The Broadway is a beautiful Grade II listed building in the heart of bustling Catford. It’s a much-loved community asset with a rich history of Variety, Comedy and Black theatre productions.

History of The Broadway

History of The Broadway

Built in 1932 by architects Bradshaw Gass & Hope. It started as an extension to the original gothic style town hall that has since been demolished. This gives the theatre a highly unique blend of architectural elements including art deco, tudor and gothic revival.  

The theatre was planned by Lewisham Metropolitan Council in the 1920s, to be an auditoria for “a variety of Civic, Social and Dramatic purposes”. 

During its initial years it was hired by local organisations who held regular orchestral concerts and dances. When WWII started in 1939 the theatre auditorium floor was strengthened to be used as an air raid shelter. The building was also used as a telephone exchange and ration distribution centre.

After the war and throughout the 1950s and 1960s the venue saw stars come to perform from all over the UK and USA. Including The Four Tops and Dizzy Gillespie. 

In the 1980s the theatre was renamed ‘The Lewisham Theatre’ and technological developments such as computers used extensively throughout the building. 

From 1991 onwards the Black Theatre initiative encouraged Black led shows and performances that introduced new audiences to the venue and led to a string of sell out shows.

Throughout the rest of the 1990s the theatre was famous for hosting live comedy. The building was given it’s Grade II listed status in 1993. It has remained a landmark feature of Lewisham’s architecture for over half a century and deserves praise as one of South London’s best theatre and entertainment venues.

In 2001 a major refurbishment took place and the theatre was renamed ‘The Broadway Theatre’, a further £7 million refurbishment took place in 2022, fitting the theatre with some of the latest technology and ensuring disabled access to performance spaces.
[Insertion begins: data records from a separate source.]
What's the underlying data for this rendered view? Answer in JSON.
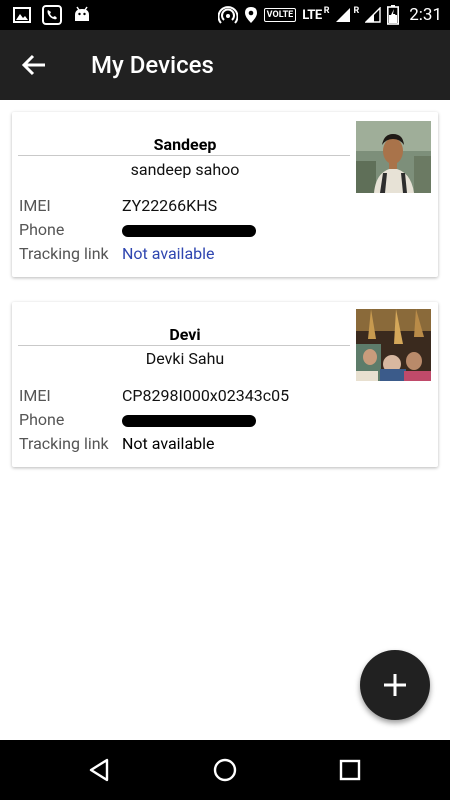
{
  "status_bar": {
    "left_icons": [
      "image-icon",
      "phone-call-icon",
      "android-icon"
    ],
    "network_label": "VOLTE",
    "lte_label": "LTE",
    "roaming_label_1": "R",
    "roaming_label_2": "R",
    "time": "2:31"
  },
  "app_bar": {
    "title": "My Devices",
    "back_icon": "arrow-back-icon"
  },
  "devices": [
    {
      "name": "Sandeep",
      "full_name": "sandeep sahoo",
      "imei_label": "IMEI",
      "imei": "ZY22266KHS",
      "phone_label": "Phone",
      "tracking_label": "Tracking link",
      "tracking_value": "Not available"
    },
    {
      "name": "Devi",
      "full_name": "Devki Sahu",
      "imei_label": "IMEI",
      "imei": "CP8298I000x02343c05",
      "phone_label": "Phone",
      "tracking_label": "Tracking link",
      "tracking_value": "Not available"
    }
  ],
  "fab": {
    "icon": "plus-icon"
  },
  "nav_bar": {
    "icons": [
      "back-triangle-icon",
      "home-circle-icon",
      "recents-square-icon"
    ]
  },
  "colors": {
    "app_bar": "#212121",
    "link": "#2f46b0",
    "fab": "#212121"
  }
}
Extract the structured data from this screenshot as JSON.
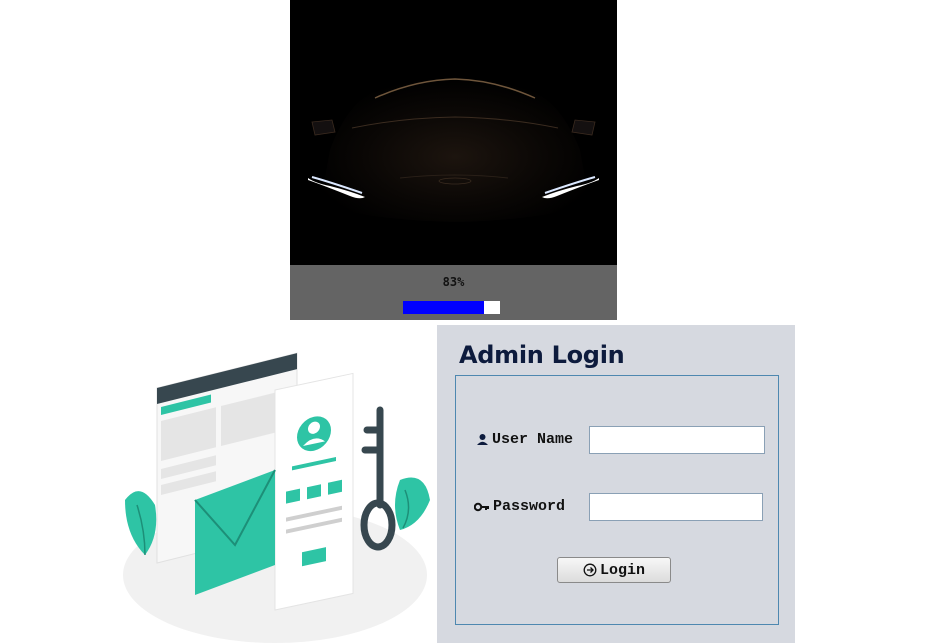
{
  "splash": {
    "image_subject": "car-headlights",
    "progress_text": "83%",
    "progress_value": 0.83,
    "colors": {
      "background": "#000000",
      "bar_background": "#646464",
      "progress_fill": "#0000ff",
      "progress_track": "#ffffff"
    }
  },
  "illustration": {
    "subject": "login-security-illustration",
    "accent_color": "#2ec4a5"
  },
  "login": {
    "title": "Admin Login",
    "username_label": "User Name",
    "username_value": "",
    "password_label": "Password",
    "password_value": "",
    "button_label": "Login",
    "icons": {
      "username": "user-icon",
      "password": "key-icon",
      "button": "login-arrow-icon"
    },
    "colors": {
      "panel_background": "#d6d9e0",
      "title": "#0d1b3d",
      "box_border": "#4e88b0"
    }
  }
}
  • 1926 Lewisham Metropolitan Council decides to build an auditorium
  • 1932 Duke of York and future King George VI officially opens the theatre
  • 1939 WWII starts and the theatre supports the war effort
  • 1945 WWII ends and concerts and shows start again
  • 1965 Name changes to Lewisham Concert Hall
  • 1984 New seating and a new name ‘The Lewisham Theatre’
  • 1984 The Compton theatre organ was restored by Rushworth & Dreaper
  • 1987 Studio Theatre created
  • 1991 Black Theatre initiative introduced which led to a string of sell out shows
  • 1993 Given Grade II listed status
  • 2001 A £2.3 million refurbishment, renamed ‘The Broadway Theatre’
  • 2022 A £7 million refurbishment, accessibility aids introduced for disabled performers